The biggest criticism we can make of Plants Vs Zombies 2 will be of little concern to its players: it’s hard to see how it’s going to make much money. It is remarkably generous for a free-to-play game. There are no paywalls, no demands you pester Facebook friends to progress, and no energy system. Item and currency drops are plentiful. Yes, Plants Vs Zombies 2 is an F2P game, but it rarely feels like one.
Much of that comes from being bound to a rigid set of rules and mechanics. Level layouts and enemy placements are the same every time you play a mission, and when you fail – which you will, for this is much harder than Plants Vs Zombies – you always know why. PVZ2 has all the trappings of free-to-play, including its currencies and premium boosts, but none of its traps.
Take Plant Food, which you drag and drop onto plants to power them up temporarily. It’s the classic free-to-play booster, either accrued through play (dropped by zombies that glow green) or bought at any time, even mid-level, for 1,000 in-game coins. It could, if cynically implemented, ruin everything. Instead it enhances it, offering both PopCap and you the freedom to experiment. The original’s early game, for instance, was about building up an economy, planting enough Sunflowers to ensure a steady flow of sun, the game’s vital resource. Now you can drop Plant Food onto a Sunflower for an instant 150 sun. Drag it onto a Peashooter to unleash a burst of fire that will mow down a handful of regular zombies in seconds.
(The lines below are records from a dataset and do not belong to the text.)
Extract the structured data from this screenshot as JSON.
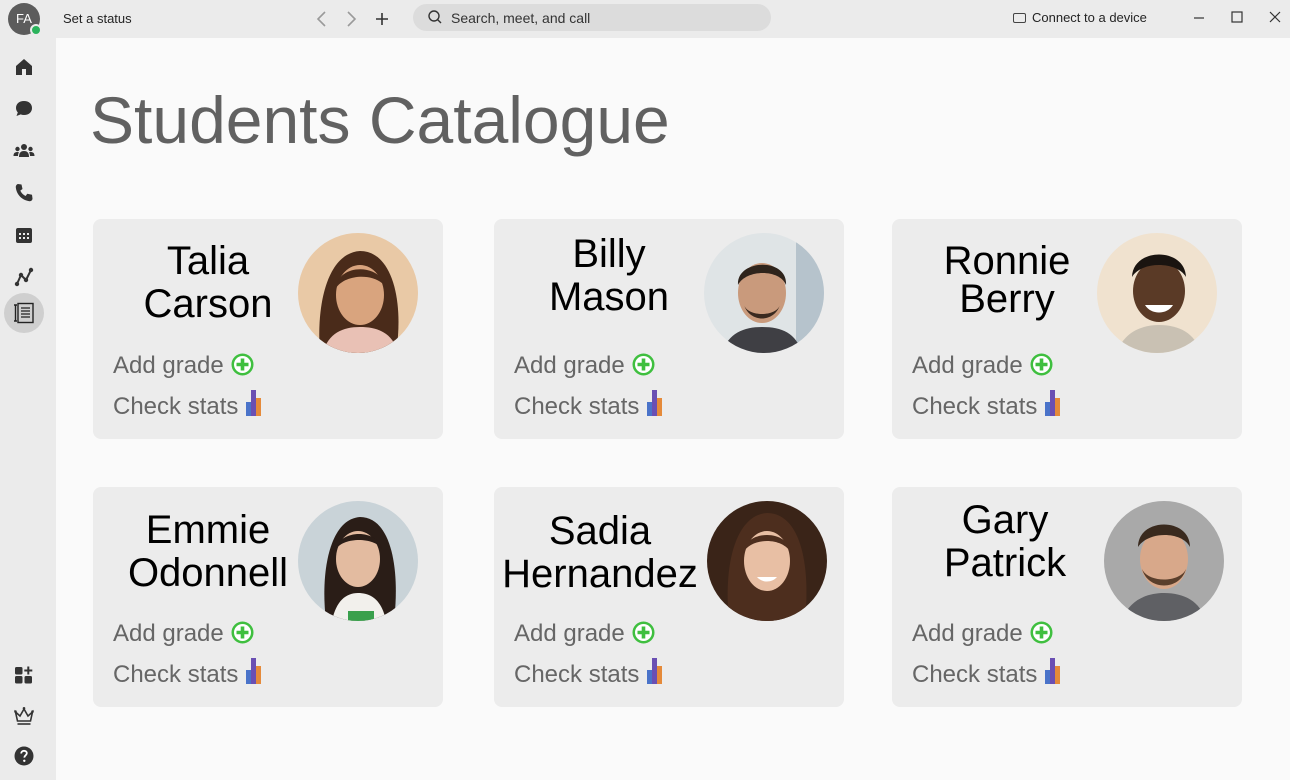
{
  "titlebar": {
    "avatar_initials": "FA",
    "set_status": "Set a status",
    "search_placeholder": "Search, meet, and call",
    "connect_device": "Connect to a device"
  },
  "rail": {
    "items": [
      "home-icon",
      "chat-icon",
      "teams-icon",
      "calls-icon",
      "calendar-icon",
      "activity-icon",
      "catalogue-app-icon"
    ],
    "bottom_items": [
      "apps-icon",
      "premium-icon",
      "help-icon"
    ]
  },
  "page": {
    "title": "Students Catalogue"
  },
  "students": [
    {
      "first": "Talia",
      "last": "Carson",
      "add_grade": "Add grade",
      "check_stats": "Check stats"
    },
    {
      "first": "Billy",
      "last": "Mason",
      "add_grade": "Add grade",
      "check_stats": "Check stats"
    },
    {
      "first": "Ronnie",
      "last": "Berry",
      "add_grade": "Add grade",
      "check_stats": "Check stats"
    },
    {
      "first": "Emmie",
      "last": "Odonnell",
      "add_grade": "Add grade",
      "check_stats": "Check stats"
    },
    {
      "first": "Sadia",
      "last": "Hernandez",
      "add_grade": "Add grade",
      "check_stats": "Check stats"
    },
    {
      "first": "Gary",
      "last": "Patrick",
      "add_grade": "Add grade",
      "check_stats": "Check stats"
    }
  ],
  "colors": {
    "accent_green": "#3fbf3f",
    "presence": "#2bb35c",
    "card_bg": "#ececec"
  }
}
A Cabbage-pult will send a volley of ordnance into the air, which falls all over the screen. Yet Plant Food drop rates are so frequent that you’ll often have to use one of your starting stock of three to make room for another. It doesn’t carry over from one level to the next, either, so when the final wave arrives, teeming with undead, you might as well use whatever you’ve got.
Much of the first PVZ could be played with the same group of plants. Here you’re more inclined to diversify, taking new plants into battle just to see what effect Plant Food has on them. We never much cared for the Cabbage-pult, to be honest, using it only when the first game gave us no alternative. Now it’s regularly by our side, that full-screen attack obliterating entire waves of zombies and on several occasions helping us atone for what could have been a fatal mistake.
Plant Food changes the formula, then, but PVZ2’s structure – three eras, each spread over its own world map – also brings with it a host of places and new ways in which to play, as well as thematically appropriate twists to level design. In Egypt, tombstones block horizontal fire and must be destroyed or bypassed. In Pirate Seas, gaps between two ships are crossed by rope-swinging zombies or imps fired from cannons. In the Wild West, you drag minecarts up and down the screen as zombie attack patterns dictate.
Clearing the ten or so levels that make up each world’s critical path is only the start, with completion of the final stage opening up Star Objectives, which task you with replaying each level up to three more times with new sets of rules. There might be a limit on the number of plants you can lose or have in play at once. You might have to produce a large amount of sun or not spend any for a certain amount of time. You’re often tasked with killing a large quantity of zombies in a tight time limit, or with preventing them trampling over a line of flowers placed halfway across the screen.
Further ways to play lie in branches off the main path behind locked gates, keys to which are dropped by zombies. But while these seem ripe for monetisation, they aren’t available through in-app purchase in our review build. Each gate leads to one new plant or item and three progressively harder levels, dubbed Brain Busters, based on new concepts. In Last Stand, you’re given 2,000 sun with which to set out your stall, but once the action starts you play no role in proceedings bar deploying Plant Food. In the OK Corral, you’re given just one plant per zombie wave and shown exactly where onscreen your foes will make their entrance. These world maps play host to remarkable variety, and considerable challenge, too.
Perhaps its toughest levels are where PVZ2 will make its money. But while we’ve been challenged, we’ve never felt forced into spending our in-game coins to get us past a difficulty spike. We’ve spent coins on Plant Food and the new touch-control power-ups in a pinch, but with 15 hours on the clock we’re sitting on almost 50,000 coins. The casual players who made up the vast majority of Plants Vs Zombies’ 150 million installs may feel more compelled to pay up. At least the nonlinear world-map structure means that they won’t find themselves stuck on a single level for weeks on end, a tactic employed by many successful free-to-play games and one to which many expected PopCap, beholden to its new EA paymaster, to succumb.
A note of caution: PopCap is finessing its pricing structure during a soft launch in Australia, so we can’t say for sure what top-ups, premium items and the handful of IAP plants will cost on launch day. This is a live service, too, so if the game isn’t making enough money, all it takes is a slight back-end tweak to redress what is currently a pleasingly generous balance. But on the evidence of our playthrough, PVZ2 shows that PopCap is still the educated gamer’s favourite casual gaming company. This is a remarkable sequel, one that takes its predecessor not as a template, but a jumping-off point. And for all the justifiable concern about its chosen business model, its implementation of the free-to-play model prizes players’ hearts above the contents of their wallets.